Vigilant Blog

News, trends and analysis in employment law, HR, safety & workers' comp

Sep 08, 2020

Homeland Security extends H-2A ability to switch employers


To prevent potential food shortages related to COVID-19 (coronavirus), the Department of Homeland Security has extended its authorization for foreign temporary and seasonal agricultural workers validly in the United States in H-2A status to switch employers as soon as the new employer submits its own H-2A petition. The workers therefore don’t have to wait for the new petition to be approved in order to start working, although they can’t begin employment before the date listed on the petition. Homeland Security will apply this rule to all H–2A petitions received on or after August 19, 2020, through December 17, 2020. Normally, the option to immediately switch H-2A employers is only available when the new agricultural employer is in good standing with the E-Verify program, but this temporary rule covers all agricultural employers who have obtained a temporary labor certification from the U.S. Department of Labor. This automatic H-2A employment authorization to switch to a new employer is effective for 45 days, to allow Homeland Security time to review the petition, although if the agency ultimately denies the petition, the authorization ends 15 days after denial (85 Fed Reg 51304, August 20, 2020).

Tips: As we previously reported, Homeland Security issued a temporary rule with similar provisions on April 20, 2020, which were set to expire on August 19, 2020. In addition, that rule temporarily ignored the normal three-year cap on extensions of H-2A status. The agency’s latest rule drops that provision, so the three-year cap is back in place for any H-2A petitions received on or after August 19, 2020. If you need help with the H-2A process, you should work with an experienced immigration attorney; your Vigilant Law Group employment attorney can refer you to organizations that specialize in this work. 

This website presents general information in nontechnical language.
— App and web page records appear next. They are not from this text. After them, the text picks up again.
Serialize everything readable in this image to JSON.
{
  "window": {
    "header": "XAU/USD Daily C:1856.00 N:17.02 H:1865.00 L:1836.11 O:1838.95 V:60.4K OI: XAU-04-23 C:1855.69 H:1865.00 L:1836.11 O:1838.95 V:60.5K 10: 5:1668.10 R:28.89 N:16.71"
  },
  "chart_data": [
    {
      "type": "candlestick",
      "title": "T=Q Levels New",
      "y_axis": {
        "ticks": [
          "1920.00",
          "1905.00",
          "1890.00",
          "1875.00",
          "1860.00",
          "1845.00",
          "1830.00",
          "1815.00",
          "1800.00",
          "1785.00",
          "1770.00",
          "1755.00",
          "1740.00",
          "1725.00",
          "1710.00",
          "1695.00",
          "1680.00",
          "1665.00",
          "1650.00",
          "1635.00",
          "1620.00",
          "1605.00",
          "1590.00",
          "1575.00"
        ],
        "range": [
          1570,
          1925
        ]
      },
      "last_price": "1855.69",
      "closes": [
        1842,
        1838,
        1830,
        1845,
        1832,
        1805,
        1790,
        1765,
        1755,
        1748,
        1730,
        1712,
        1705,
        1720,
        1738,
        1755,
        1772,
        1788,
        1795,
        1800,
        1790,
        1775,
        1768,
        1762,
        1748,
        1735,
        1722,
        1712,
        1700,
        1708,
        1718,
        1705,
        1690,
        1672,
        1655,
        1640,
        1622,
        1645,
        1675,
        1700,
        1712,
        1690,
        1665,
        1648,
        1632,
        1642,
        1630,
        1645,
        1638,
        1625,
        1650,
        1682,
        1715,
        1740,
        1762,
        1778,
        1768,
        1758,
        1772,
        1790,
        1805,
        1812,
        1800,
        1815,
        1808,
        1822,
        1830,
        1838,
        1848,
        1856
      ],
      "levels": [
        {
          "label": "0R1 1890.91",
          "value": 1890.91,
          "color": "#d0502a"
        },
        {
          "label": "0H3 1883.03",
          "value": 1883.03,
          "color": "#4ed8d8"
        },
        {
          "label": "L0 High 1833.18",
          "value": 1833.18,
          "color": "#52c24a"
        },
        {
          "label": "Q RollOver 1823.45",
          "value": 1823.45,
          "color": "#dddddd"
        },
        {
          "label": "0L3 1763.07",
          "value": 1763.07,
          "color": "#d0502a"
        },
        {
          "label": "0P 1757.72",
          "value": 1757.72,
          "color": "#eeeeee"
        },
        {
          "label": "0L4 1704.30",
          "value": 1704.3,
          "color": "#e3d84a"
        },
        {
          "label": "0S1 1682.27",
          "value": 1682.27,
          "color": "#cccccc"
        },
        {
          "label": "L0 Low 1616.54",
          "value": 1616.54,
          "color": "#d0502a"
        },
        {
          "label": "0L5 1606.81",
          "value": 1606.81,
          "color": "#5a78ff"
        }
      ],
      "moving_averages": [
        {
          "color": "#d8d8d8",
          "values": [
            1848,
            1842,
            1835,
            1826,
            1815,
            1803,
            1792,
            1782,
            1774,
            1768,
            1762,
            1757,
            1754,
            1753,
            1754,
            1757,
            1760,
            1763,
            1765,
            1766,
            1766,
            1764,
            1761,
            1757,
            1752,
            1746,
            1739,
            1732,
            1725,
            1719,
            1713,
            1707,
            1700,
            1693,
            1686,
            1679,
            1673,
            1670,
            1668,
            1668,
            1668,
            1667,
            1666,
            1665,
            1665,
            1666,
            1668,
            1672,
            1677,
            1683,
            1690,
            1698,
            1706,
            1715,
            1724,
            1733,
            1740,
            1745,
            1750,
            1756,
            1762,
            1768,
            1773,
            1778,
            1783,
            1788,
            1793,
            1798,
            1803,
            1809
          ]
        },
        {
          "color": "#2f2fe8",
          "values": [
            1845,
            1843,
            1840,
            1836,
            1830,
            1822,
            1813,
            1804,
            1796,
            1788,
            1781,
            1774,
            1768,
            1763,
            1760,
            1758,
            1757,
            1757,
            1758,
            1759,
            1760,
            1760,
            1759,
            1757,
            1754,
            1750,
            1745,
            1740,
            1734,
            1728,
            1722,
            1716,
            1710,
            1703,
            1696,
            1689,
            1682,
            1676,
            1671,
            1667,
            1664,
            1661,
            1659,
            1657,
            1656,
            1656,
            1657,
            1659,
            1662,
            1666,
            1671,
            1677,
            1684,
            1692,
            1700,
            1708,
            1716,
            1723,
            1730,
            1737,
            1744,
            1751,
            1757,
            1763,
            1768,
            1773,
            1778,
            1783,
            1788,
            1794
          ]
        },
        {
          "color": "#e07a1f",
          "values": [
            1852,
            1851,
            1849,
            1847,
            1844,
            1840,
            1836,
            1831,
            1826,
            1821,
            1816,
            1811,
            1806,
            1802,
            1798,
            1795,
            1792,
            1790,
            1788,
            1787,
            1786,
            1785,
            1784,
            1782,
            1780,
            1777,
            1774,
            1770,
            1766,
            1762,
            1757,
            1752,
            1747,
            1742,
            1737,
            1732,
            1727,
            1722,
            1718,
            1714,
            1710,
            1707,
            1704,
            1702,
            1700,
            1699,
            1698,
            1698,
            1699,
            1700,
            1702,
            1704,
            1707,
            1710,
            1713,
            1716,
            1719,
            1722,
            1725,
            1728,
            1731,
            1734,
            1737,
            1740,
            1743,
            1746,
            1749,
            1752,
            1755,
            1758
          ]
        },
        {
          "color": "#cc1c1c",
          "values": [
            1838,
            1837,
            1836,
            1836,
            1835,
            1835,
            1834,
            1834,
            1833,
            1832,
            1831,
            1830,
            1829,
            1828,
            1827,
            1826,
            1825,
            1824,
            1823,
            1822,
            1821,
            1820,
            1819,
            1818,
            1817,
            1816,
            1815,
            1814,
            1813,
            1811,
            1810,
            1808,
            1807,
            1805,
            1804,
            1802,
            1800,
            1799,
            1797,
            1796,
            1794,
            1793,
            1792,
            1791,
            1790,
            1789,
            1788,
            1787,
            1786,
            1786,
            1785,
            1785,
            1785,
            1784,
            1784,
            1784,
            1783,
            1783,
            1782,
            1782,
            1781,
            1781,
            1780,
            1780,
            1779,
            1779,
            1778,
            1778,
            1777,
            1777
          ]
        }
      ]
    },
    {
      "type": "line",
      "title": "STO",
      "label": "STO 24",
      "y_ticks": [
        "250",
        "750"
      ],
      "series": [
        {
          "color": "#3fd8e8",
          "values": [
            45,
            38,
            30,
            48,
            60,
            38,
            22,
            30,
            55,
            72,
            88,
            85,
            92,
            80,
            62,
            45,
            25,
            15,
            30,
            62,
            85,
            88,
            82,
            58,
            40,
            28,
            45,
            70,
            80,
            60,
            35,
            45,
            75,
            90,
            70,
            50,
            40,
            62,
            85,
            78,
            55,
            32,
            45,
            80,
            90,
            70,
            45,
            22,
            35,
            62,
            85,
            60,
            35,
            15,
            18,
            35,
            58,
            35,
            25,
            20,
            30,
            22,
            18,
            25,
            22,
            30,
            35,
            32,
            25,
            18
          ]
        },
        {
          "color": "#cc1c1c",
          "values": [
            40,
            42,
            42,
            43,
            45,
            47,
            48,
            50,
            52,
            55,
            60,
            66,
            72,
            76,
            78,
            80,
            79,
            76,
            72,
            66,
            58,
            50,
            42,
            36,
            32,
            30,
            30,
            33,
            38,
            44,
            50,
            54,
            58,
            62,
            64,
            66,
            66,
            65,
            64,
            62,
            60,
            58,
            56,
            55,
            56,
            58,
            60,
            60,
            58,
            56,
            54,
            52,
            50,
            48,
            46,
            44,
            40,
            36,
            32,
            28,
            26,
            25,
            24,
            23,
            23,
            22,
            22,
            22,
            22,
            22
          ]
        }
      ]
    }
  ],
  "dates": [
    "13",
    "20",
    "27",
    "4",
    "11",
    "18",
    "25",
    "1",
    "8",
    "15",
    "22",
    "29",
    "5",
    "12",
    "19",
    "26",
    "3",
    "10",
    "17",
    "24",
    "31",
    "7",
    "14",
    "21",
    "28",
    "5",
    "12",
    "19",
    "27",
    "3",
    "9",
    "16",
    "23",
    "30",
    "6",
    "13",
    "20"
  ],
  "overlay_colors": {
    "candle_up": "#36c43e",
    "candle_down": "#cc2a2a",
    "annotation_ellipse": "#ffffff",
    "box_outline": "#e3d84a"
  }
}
This information is not legal advice. Before applying this information to a specific management decision, consult legal counsel.